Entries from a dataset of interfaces

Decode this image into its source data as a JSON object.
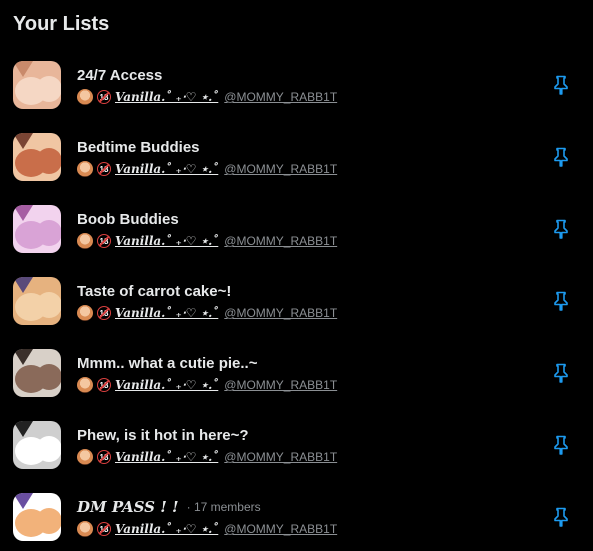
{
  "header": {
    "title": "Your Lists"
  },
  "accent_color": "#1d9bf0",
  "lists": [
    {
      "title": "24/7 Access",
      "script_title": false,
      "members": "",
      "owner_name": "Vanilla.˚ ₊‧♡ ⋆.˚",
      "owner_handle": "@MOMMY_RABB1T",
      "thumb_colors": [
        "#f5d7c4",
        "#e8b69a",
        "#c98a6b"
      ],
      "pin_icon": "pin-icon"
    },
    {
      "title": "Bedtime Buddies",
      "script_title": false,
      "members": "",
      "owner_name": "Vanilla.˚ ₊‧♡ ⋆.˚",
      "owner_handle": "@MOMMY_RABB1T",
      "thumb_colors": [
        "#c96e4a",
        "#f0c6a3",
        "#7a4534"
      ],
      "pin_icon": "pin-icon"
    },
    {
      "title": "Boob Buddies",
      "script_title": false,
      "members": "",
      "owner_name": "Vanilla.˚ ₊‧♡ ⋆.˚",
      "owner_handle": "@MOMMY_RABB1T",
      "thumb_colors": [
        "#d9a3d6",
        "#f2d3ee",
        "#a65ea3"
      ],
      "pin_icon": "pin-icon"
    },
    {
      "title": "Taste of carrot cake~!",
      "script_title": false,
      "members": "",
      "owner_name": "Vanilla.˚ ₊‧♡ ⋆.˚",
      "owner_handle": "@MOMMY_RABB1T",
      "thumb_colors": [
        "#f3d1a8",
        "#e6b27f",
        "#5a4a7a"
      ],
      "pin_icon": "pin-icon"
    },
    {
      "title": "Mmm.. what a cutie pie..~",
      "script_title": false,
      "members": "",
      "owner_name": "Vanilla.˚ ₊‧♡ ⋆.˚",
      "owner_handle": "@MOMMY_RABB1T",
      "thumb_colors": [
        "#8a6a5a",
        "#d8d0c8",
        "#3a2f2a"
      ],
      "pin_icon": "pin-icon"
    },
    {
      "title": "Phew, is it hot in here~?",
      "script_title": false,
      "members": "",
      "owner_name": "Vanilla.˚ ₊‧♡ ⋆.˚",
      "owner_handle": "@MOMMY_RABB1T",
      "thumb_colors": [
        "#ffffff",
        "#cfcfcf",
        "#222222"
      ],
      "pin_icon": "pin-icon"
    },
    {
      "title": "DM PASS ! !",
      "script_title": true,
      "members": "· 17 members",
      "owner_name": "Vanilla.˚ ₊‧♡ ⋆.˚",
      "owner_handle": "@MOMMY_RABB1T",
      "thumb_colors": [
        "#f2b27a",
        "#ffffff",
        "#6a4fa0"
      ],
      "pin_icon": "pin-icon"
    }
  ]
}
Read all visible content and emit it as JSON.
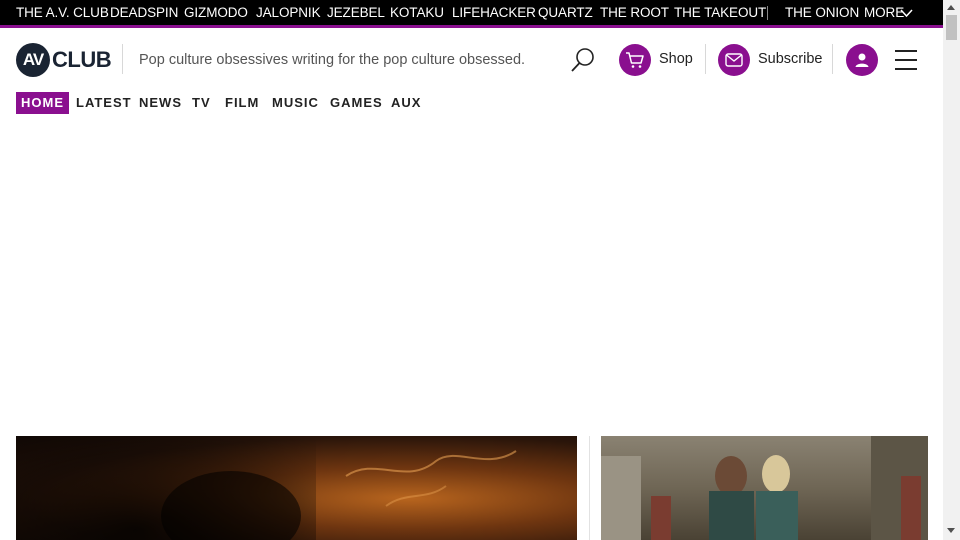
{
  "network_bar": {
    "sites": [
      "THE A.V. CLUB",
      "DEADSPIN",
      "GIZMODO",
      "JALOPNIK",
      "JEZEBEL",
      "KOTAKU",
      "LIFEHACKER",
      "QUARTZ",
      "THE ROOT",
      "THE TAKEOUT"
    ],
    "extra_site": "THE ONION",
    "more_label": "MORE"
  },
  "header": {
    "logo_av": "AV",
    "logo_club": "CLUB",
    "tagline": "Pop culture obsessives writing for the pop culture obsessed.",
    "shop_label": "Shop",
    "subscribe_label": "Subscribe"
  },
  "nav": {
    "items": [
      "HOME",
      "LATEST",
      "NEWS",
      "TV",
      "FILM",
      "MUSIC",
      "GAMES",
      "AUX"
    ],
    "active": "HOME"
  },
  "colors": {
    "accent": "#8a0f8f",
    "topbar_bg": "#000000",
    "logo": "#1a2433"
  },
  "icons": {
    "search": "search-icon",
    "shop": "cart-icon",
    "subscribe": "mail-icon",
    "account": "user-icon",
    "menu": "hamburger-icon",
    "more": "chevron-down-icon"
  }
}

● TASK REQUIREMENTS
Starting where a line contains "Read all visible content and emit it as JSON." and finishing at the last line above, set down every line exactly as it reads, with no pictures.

● TASK RESULT
Read all visible content and emit it as JSON.
{
  "network_bar": {
    "sites": [
      "THE A.V. CLUB",
      "DEADSPIN",
      "GIZMODO",
      "JALOPNIK",
      "JEZEBEL",
      "KOTAKU",
      "LIFEHACKER",
      "QUARTZ",
      "THE ROOT",
      "THE TAKEOUT"
    ],
    "extra_site": "THE ONION",
    "more_label": "MORE"
  },
  "header": {
    "logo_av": "AV",
    "logo_club": "CLUB",
    "tagline": "Pop culture obsessives writing for the pop culture obsessed.",
    "shop_label": "Shop",
    "subscribe_label": "Subscribe"
  },
  "nav": {
    "items": [
      "HOME",
      "LATEST",
      "NEWS",
      "TV",
      "FILM",
      "MUSIC",
      "GAMES",
      "AUX"
    ],
    "active": "HOME"
  },
  "colors": {
    "accent": "#8a0f8f",
    "topbar_bg": "#000000",
    "logo": "#1a2433"
  },
  "icons": {
    "search": "search-icon",
    "shop": "cart-icon",
    "subscribe": "mail-icon",
    "account": "user-icon",
    "menu": "hamburger-icon",
    "more": "chevron-down-icon"
  }
}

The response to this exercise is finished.